Collocations are an important part of your language. These are the words that belong together in a phrase and are commonly used by speakers of English. An example of a collocation is:
I was in such a rush this morning that I forgot to make my bed.
In this case, the verb ‘make’ is used with the noun ‘bed’. So the collocation here is:
make someone’s bed
Using a wide range of collocations accurately can help you achieve a higher band score for Lexical Resource. This means it is important to be able to group your words together properly, including smaller items like prepositions. Let’s look at how collocations vary between different parts of speech.
A. Switching between different parts of speech
My grandfather influenced me greatly when I was a youngster.
Collocation: influence someone greatly
My grandfather had a great influence on me when I was a youngster.
Collocation: have a great influence on someone
You will see that the noun form uses the preposition ‘on’ whereas the verb does not. The language is also different because it uses the adjective form of ‘great’ instead of the adverb, plus it uses the verb ‘have’. Take care when switching between different parts of speech of a word as the collocations may change.
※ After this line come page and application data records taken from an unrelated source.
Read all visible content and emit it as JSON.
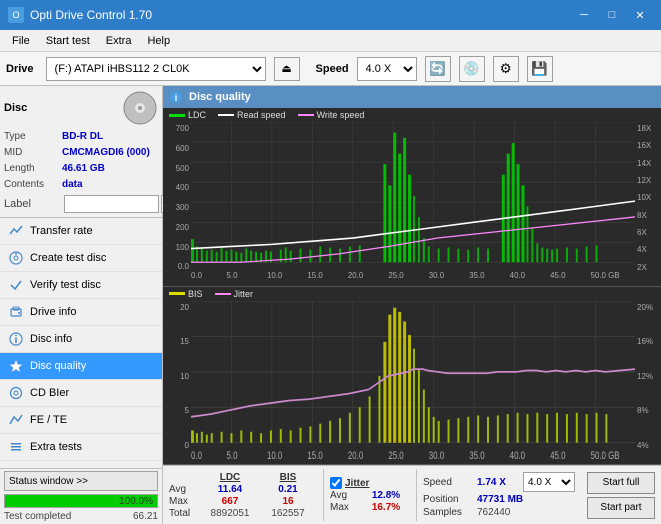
{
  "titleBar": {
    "title": "Opti Drive Control 1.70",
    "minimizeBtn": "─",
    "maximizeBtn": "□",
    "closeBtn": "✕"
  },
  "menuBar": {
    "items": [
      "File",
      "Start test",
      "Extra",
      "Help"
    ]
  },
  "driveBar": {
    "label": "Drive",
    "driveValue": "(F:)  ATAPI iHBS112  2 CL0K",
    "speedLabel": "Speed",
    "speedValue": "4.0 X"
  },
  "disc": {
    "title": "Disc",
    "typeLabel": "Type",
    "typeValue": "BD-R DL",
    "midLabel": "MID",
    "midValue": "CMCMAGDI6 (000)",
    "lengthLabel": "Length",
    "lengthValue": "46.61 GB",
    "contentsLabel": "Contents",
    "contentsValue": "data",
    "labelLabel": "Label",
    "labelValue": ""
  },
  "nav": {
    "items": [
      {
        "id": "transfer-rate",
        "label": "Transfer rate",
        "icon": "📈"
      },
      {
        "id": "create-test-disc",
        "label": "Create test disc",
        "icon": "💿"
      },
      {
        "id": "verify-test-disc",
        "label": "Verify test disc",
        "icon": "✔"
      },
      {
        "id": "drive-info",
        "label": "Drive info",
        "icon": "ℹ"
      },
      {
        "id": "disc-info",
        "label": "Disc info",
        "icon": "📄"
      },
      {
        "id": "disc-quality",
        "label": "Disc quality",
        "icon": "⭐",
        "active": true
      },
      {
        "id": "cd-bier",
        "label": "CD BIer",
        "icon": "🔵"
      },
      {
        "id": "fe-te",
        "label": "FE / TE",
        "icon": "📊"
      },
      {
        "id": "extra-tests",
        "label": "Extra tests",
        "icon": "🔧"
      }
    ]
  },
  "chartHeader": {
    "title": "Disc quality"
  },
  "topChart": {
    "legend": [
      {
        "label": "LDC",
        "color": "#00cc00"
      },
      {
        "label": "Read speed",
        "color": "#ffffff"
      },
      {
        "label": "Write speed",
        "color": "#ff66ff"
      }
    ],
    "yAxisLeft": [
      "700",
      "600",
      "500",
      "400",
      "300",
      "200",
      "100",
      "0.0"
    ],
    "yAxisRight": [
      "18X",
      "16X",
      "14X",
      "12X",
      "10X",
      "8X",
      "6X",
      "4X",
      "2X"
    ],
    "xAxis": [
      "0.0",
      "5.0",
      "10.0",
      "15.0",
      "20.0",
      "25.0",
      "30.0",
      "35.0",
      "40.0",
      "45.0",
      "50.0 GB"
    ]
  },
  "bottomChart": {
    "legend": [
      {
        "label": "BIS",
        "color": "#ffff00"
      },
      {
        "label": "Jitter",
        "color": "#ff66ff"
      }
    ],
    "yAxisLeft": [
      "20",
      "15",
      "10",
      "5",
      "0"
    ],
    "yAxisRight": [
      "20%",
      "16%",
      "12%",
      "8%",
      "4%"
    ],
    "xAxis": [
      "0.0",
      "5.0",
      "10.0",
      "15.0",
      "20.0",
      "25.0",
      "30.0",
      "35.0",
      "40.0",
      "45.0",
      "50.0 GB"
    ]
  },
  "stats": {
    "headers": [
      "LDC",
      "BIS"
    ],
    "avgLabel": "Avg",
    "avgLDC": "11.64",
    "avgBIS": "0.21",
    "maxLabel": "Max",
    "maxLDC": "667",
    "maxBIS": "16",
    "totalLabel": "Total",
    "totalLDC": "8892051",
    "totalBIS": "162557",
    "jitterLabel": "Jitter",
    "jitterAvg": "12.8%",
    "jitterMax": "16.7%",
    "speedLabel": "Speed",
    "speedValue": "1.74 X",
    "speedSelect": "4.0 X",
    "positionLabel": "Position",
    "positionValue": "47731 MB",
    "samplesLabel": "Samples",
    "samplesValue": "762440",
    "startFullBtn": "Start full",
    "startPartBtn": "Start part"
  },
  "statusBar": {
    "statusWindowBtn": "Status window >>",
    "statusText": "Test completed",
    "progressPercent": "100.0%",
    "progressValue": "66.21",
    "progressWidth": 100
  }
}
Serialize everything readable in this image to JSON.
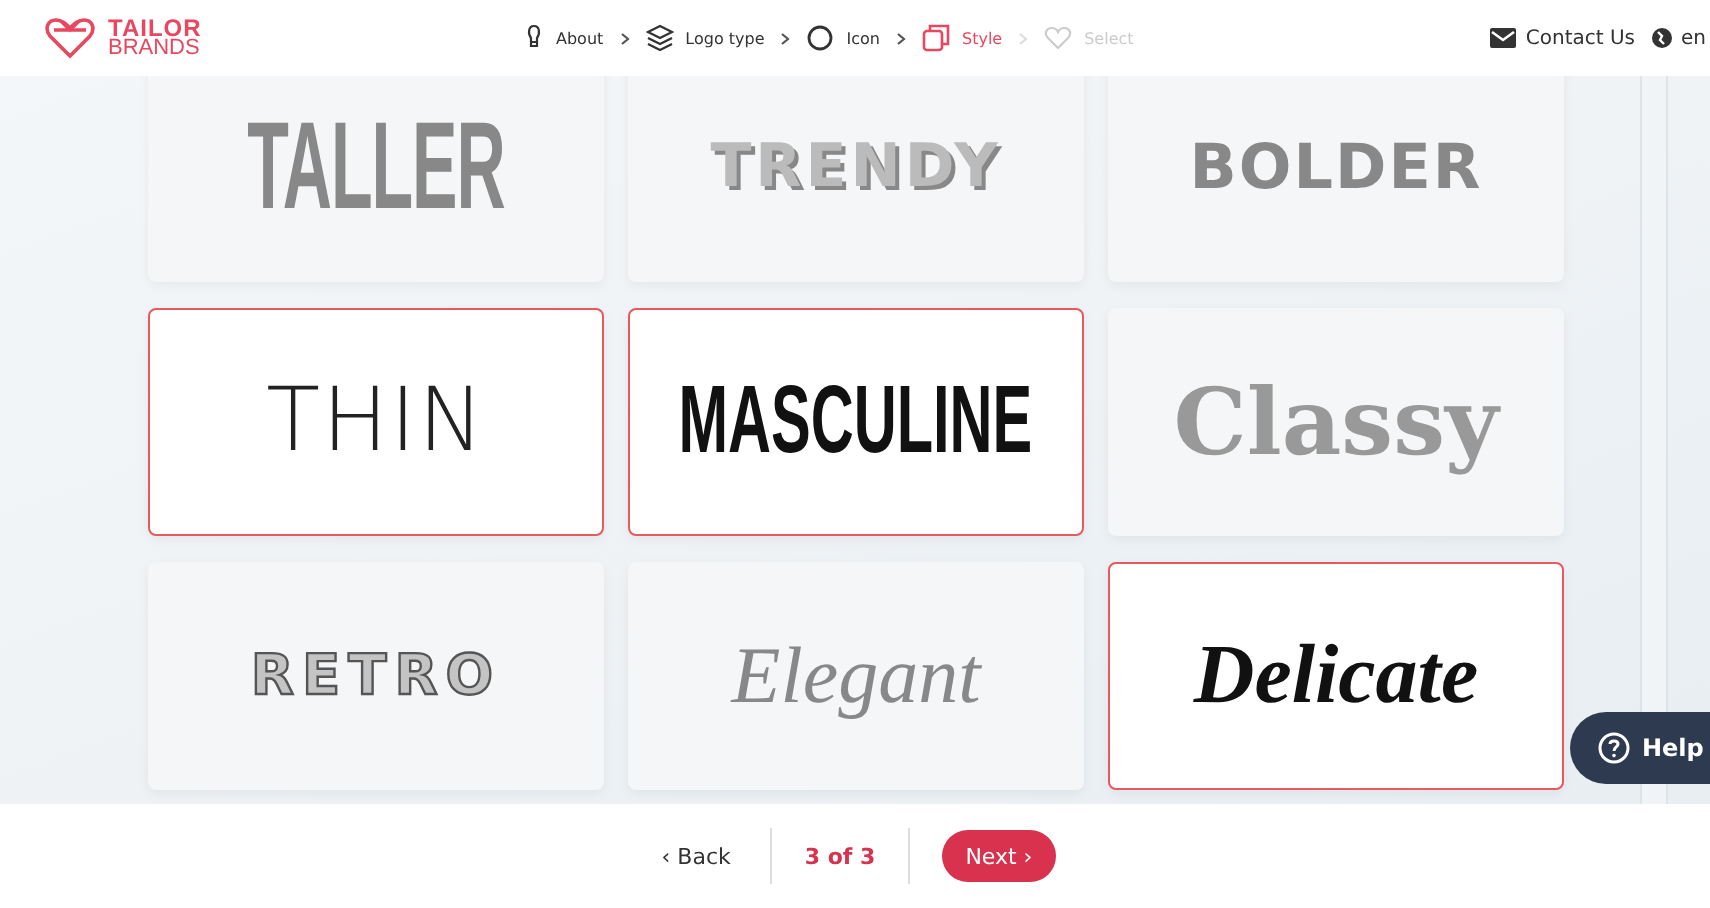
{
  "brand": {
    "line_1": "TAILOR",
    "line_2": "BRANDS"
  },
  "steps": [
    {
      "label": "About",
      "selected": false,
      "disabled": false,
      "kind": "bulb"
    },
    {
      "label": "Logo type",
      "selected": false,
      "disabled": false,
      "kind": "layers"
    },
    {
      "label": "Icon",
      "selected": false,
      "disabled": false,
      "kind": "circle"
    },
    {
      "label": "Style",
      "selected": true,
      "disabled": false,
      "kind": "squares"
    },
    {
      "label": "Select",
      "selected": false,
      "disabled": true,
      "kind": "heart"
    }
  ],
  "contact": "Contact Us",
  "language": "en",
  "styles": [
    {
      "label": "TALLER",
      "kind": "tall",
      "selected": false
    },
    {
      "label": "TRENDY",
      "kind": "trendy",
      "selected": false
    },
    {
      "label": "BOLDER",
      "kind": "bold",
      "selected": false
    },
    {
      "label": "THIN",
      "kind": "thin",
      "selected": true
    },
    {
      "label": "MASCULINE",
      "kind": "masculine",
      "selected": true
    },
    {
      "label": "Classy",
      "kind": "classy",
      "selected": false
    },
    {
      "label": "RETRO",
      "kind": "retro",
      "selected": false
    },
    {
      "label": "Elegant",
      "kind": "elegant",
      "selected": false
    },
    {
      "label": "Delicate",
      "kind": "delicate",
      "selected": true
    }
  ],
  "help": "Help",
  "footer": {
    "back": "‹ Back",
    "progress": "3 of 3",
    "next": "Next ›"
  }
}
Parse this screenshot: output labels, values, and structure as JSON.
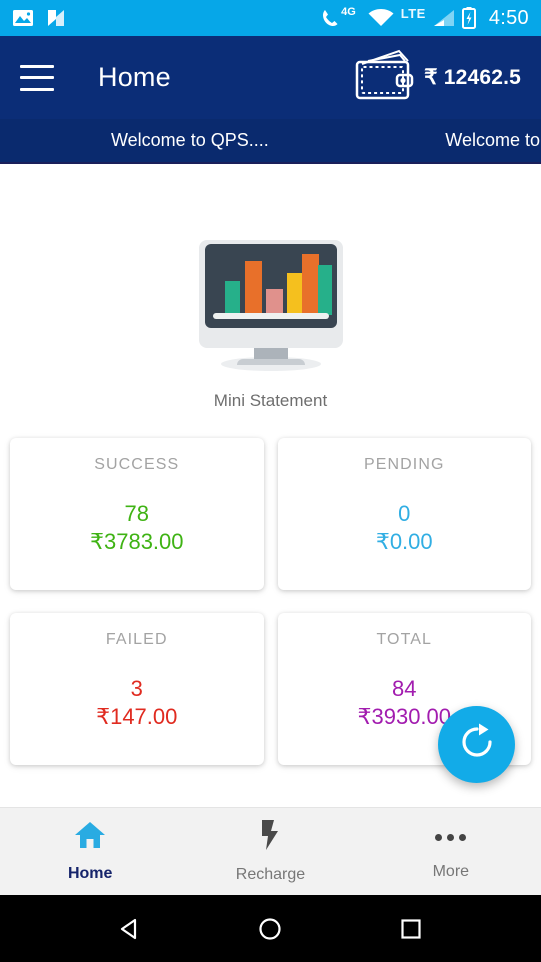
{
  "status_bar": {
    "background": "#06A7E8",
    "icons": [
      "image-icon",
      "nougat-n-icon",
      "phone-4g-icon",
      "wifi-icon",
      "signal-icon",
      "battery-charging-icon"
    ],
    "network_4g": "4G",
    "network_lte": "LTE",
    "time": "4:50"
  },
  "app_bar": {
    "background": "#0B2D77",
    "menu_icon": "hamburger-menu-icon",
    "title": "Home",
    "wallet_icon": "wallet-icon",
    "wallet_balance": "₹ 12462.5"
  },
  "banner": {
    "background": "#0A2A6E",
    "text_primary": "Welcome to QPS....",
    "text_secondary": "Welcome to"
  },
  "hero": {
    "icon": "monitor-bar-chart-icon",
    "label": "Mini Statement",
    "screen_color": "#394551",
    "bar_colors": [
      "#26B08A",
      "#E8702A",
      "#E0918C",
      "#F5C01E",
      "#E8702A",
      "#26B08A"
    ]
  },
  "stats": [
    {
      "title": "SUCCESS",
      "count": "78",
      "amount": "₹3783.00",
      "color": "#3FB314"
    },
    {
      "title": "PENDING",
      "count": "0",
      "amount": "₹0.00",
      "color": "#31AEE3"
    },
    {
      "title": "FAILED",
      "count": "3",
      "amount": "₹147.00",
      "color": "#E02B20"
    },
    {
      "title": "TOTAL",
      "count": "84",
      "amount": "₹3930.00",
      "color": "#A21CAF"
    }
  ],
  "fab": {
    "icon": "refresh-icon",
    "color": "#12ABE8"
  },
  "bottom_nav": {
    "background": "#F2F2F2",
    "items": [
      {
        "label": "Home",
        "icon": "home-icon",
        "active": true
      },
      {
        "label": "Recharge",
        "icon": "lightning-bolt-icon",
        "active": false
      },
      {
        "label": "More",
        "icon": "more-dots-icon",
        "active": false
      }
    ]
  },
  "system_nav": {
    "background": "#000000",
    "buttons": [
      "back-triangle-icon",
      "home-circle-icon",
      "recents-square-icon"
    ]
  }
}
B. More complex collocations
I prefer traditional food over fast food because it is much more delicious.
Collocation: prefer something
I have a preference for traditional food over fast food because it is much more delicious.
Collocation: have a preference for something
I find traditional food more preferable than fast food because it is much more delicious.
Collocation: find something more preferable
You will see that the verb form is the simplest of all three options, so one thing to consider is which part of speech is best to use in your speaking and/or writing. Using the noun or adjective form of the word can be more helpful in this because the collocations are much more complex. This is more helpful in achieving a higher band score for Lexical Resource.
C. Collocations between synonyms
Parents can help their children (to) prepare for adult life by giving them chores to do around the home.
Collocation: help someone (to) do something
Parents can assist their children in preparing for adult life by giving them chores to do around the home.
Collocation: assist someone in doing something
Be careful when using synonyms, because not all of them have the same collocation. As you can see here, the verb ‘assist’ uses a different preposition ‘in’, plus the verb form after the preposition is in –ing form.
D. Multiple options
If I want to enter the course, I have to take a test.
If I want to enter the course, I have to sit a test.
If I want to enter the course, I have to do a test.
In this case, there are three possible verb + noun collocations in this particular context, with all three of them having the same meaning. In this case, look at the option which is less common and try to use that one first (e.g. sit a test). Be careful with other collocations which can change the meaning, such as ‘set a test’ or ‘make a test’. This is something a teacher does, not a student.
Learning different collocations instead of individual words is a great way to build your lexical resource and helps you sound more fluent and natural.
Enjoying reading our A to Z of IELTS series? Stay tuned for our next story (D is for 'Do's and don'ts of IELTS').